#### Instructions for the task
Output every record below exactly as it appears.

[Web page and app entries]
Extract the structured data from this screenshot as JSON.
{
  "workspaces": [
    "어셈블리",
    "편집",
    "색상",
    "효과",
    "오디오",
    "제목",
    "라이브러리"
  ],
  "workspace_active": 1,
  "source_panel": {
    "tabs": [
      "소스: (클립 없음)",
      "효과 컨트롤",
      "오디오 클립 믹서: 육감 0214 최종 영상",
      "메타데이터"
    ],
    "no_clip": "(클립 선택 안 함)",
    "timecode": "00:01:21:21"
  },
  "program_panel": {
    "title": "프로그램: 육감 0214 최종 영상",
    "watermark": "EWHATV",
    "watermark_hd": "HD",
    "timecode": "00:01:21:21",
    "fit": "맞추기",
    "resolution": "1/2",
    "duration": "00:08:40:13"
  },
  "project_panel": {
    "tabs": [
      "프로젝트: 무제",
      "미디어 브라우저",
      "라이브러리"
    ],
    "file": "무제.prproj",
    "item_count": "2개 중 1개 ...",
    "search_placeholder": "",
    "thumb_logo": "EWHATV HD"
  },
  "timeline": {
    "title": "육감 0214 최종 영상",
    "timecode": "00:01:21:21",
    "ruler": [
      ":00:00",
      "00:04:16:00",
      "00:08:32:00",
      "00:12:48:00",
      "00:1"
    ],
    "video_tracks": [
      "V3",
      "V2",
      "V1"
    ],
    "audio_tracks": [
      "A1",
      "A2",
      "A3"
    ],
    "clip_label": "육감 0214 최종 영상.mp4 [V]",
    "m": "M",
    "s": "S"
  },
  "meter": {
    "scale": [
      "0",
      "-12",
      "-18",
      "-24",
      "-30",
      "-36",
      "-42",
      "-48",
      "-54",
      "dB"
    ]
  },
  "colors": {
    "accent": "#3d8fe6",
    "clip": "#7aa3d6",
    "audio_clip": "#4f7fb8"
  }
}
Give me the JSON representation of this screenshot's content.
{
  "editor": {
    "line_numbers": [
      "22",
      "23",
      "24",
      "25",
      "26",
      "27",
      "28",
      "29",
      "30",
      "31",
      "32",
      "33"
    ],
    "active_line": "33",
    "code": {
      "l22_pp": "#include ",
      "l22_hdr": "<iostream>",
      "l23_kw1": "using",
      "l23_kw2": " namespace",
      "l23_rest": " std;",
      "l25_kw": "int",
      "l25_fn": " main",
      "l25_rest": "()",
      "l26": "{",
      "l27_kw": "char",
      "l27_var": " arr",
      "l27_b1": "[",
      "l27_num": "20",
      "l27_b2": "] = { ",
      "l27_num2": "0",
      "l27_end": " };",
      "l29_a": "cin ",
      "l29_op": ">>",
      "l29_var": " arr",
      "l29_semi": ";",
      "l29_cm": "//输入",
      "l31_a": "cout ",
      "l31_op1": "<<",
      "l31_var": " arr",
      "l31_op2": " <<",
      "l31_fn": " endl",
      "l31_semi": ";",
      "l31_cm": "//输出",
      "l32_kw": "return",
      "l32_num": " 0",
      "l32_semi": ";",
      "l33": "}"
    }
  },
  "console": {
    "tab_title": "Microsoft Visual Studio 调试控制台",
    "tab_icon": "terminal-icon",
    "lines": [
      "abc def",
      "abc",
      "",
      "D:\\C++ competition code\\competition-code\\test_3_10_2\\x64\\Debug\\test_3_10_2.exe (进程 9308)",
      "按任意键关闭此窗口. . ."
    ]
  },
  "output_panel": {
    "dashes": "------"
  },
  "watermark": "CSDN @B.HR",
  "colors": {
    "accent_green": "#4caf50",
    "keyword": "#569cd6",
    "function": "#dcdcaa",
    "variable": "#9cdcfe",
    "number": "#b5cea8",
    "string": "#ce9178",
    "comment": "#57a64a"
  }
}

#### Result for this task
Extract the structured data from this screenshot as JSON.
{
  "workspaces": [
    "어셈블리",
    "편집",
    "색상",
    "효과",
    "오디오",
    "제목",
    "라이브러리"
  ],
  "workspace_active": 1,
  "source_panel": {
    "tabs": [
      "소스: (클립 없음)",
      "효과 컨트롤",
      "오디오 클립 믹서: 육감 0214 최종 영상",
      "메타데이터"
    ],
    "no_clip": "(클립 선택 안 함)",
    "timecode": "00:01:21:21"
  },
  "program_panel": {
    "title": "프로그램: 육감 0214 최종 영상",
    "watermark": "EWHATV",
    "watermark_hd": "HD",
    "timecode": "00:01:21:21",
    "fit": "맞추기",
    "resolution": "1/2",
    "duration": "00:08:40:13"
  },
  "project_panel": {
    "tabs": [
      "프로젝트: 무제",
      "미디어 브라우저",
      "라이브러리"
    ],
    "file": "무제.prproj",
    "item_count": "2개 중 1개 ...",
    "search_placeholder": "",
    "thumb_logo": "EWHATV HD"
  },
  "timeline": {
    "title": "육감 0214 최종 영상",
    "timecode": "00:01:21:21",
    "ruler": [
      ":00:00",
      "00:04:16:00",
      "00:08:32:00",
      "00:12:48:00",
      "00:1"
    ],
    "video_tracks": [
      "V3",
      "V2",
      "V1"
    ],
    "audio_tracks": [
      "A1",
      "A2",
      "A3"
    ],
    "clip_label": "육감 0214 최종 영상.mp4 [V]",
    "m": "M",
    "s": "S"
  },
  "meter": {
    "scale": [
      "0",
      "-12",
      "-18",
      "-24",
      "-30",
      "-36",
      "-42",
      "-48",
      "-54",
      "dB"
    ]
  },
  "colors": {
    "accent": "#3d8fe6",
    "clip": "#7aa3d6",
    "audio_clip": "#4f7fb8"
  }
}
Give me the JSON representation of this screenshot's content.
{
  "editor": {
    "line_numbers": [
      "22",
      "23",
      "24",
      "25",
      "26",
      "27",
      "28",
      "29",
      "30",
      "31",
      "32",
      "33"
    ],
    "active_line": "33",
    "code": {
      "l22_pp": "#include ",
      "l22_hdr": "<iostream>",
      "l23_kw1": "using",
      "l23_kw2": " namespace",
      "l23_rest": " std;",
      "l25_kw": "int",
      "l25_fn": " main",
      "l25_rest": "()",
      "l26": "{",
      "l27_kw": "char",
      "l27_var": " arr",
      "l27_b1": "[",
      "l27_num": "20",
      "l27_b2": "] = { ",
      "l27_num2": "0",
      "l27_end": " };",
      "l29_a": "cin ",
      "l29_op": ">>",
      "l29_var": " arr",
      "l29_semi": ";",
      "l29_cm": "//输入",
      "l31_a": "cout ",
      "l31_op1": "<<",
      "l31_var": " arr",
      "l31_op2": " <<",
      "l31_fn": " endl",
      "l31_semi": ";",
      "l31_cm": "//输出",
      "l32_kw": "return",
      "l32_num": " 0",
      "l32_semi": ";",
      "l33": "}"
    }
  },
  "console": {
    "tab_title": "Microsoft Visual Studio 调试控制台",
    "tab_icon": "terminal-icon",
    "lines": [
      "abc def",
      "abc",
      "",
      "D:\\C++ competition code\\competition-code\\test_3_10_2\\x64\\Debug\\test_3_10_2.exe (进程 9308)",
      "按任意键关闭此窗口. . ."
    ]
  },
  "output_panel": {
    "dashes": "------"
  },
  "watermark": "CSDN @B.HR",
  "colors": {
    "accent_green": "#4caf50",
    "keyword": "#569cd6",
    "function": "#dcdcaa",
    "variable": "#9cdcfe",
    "number": "#b5cea8",
    "string": "#ce9178",
    "comment": "#57a64a"
  }
}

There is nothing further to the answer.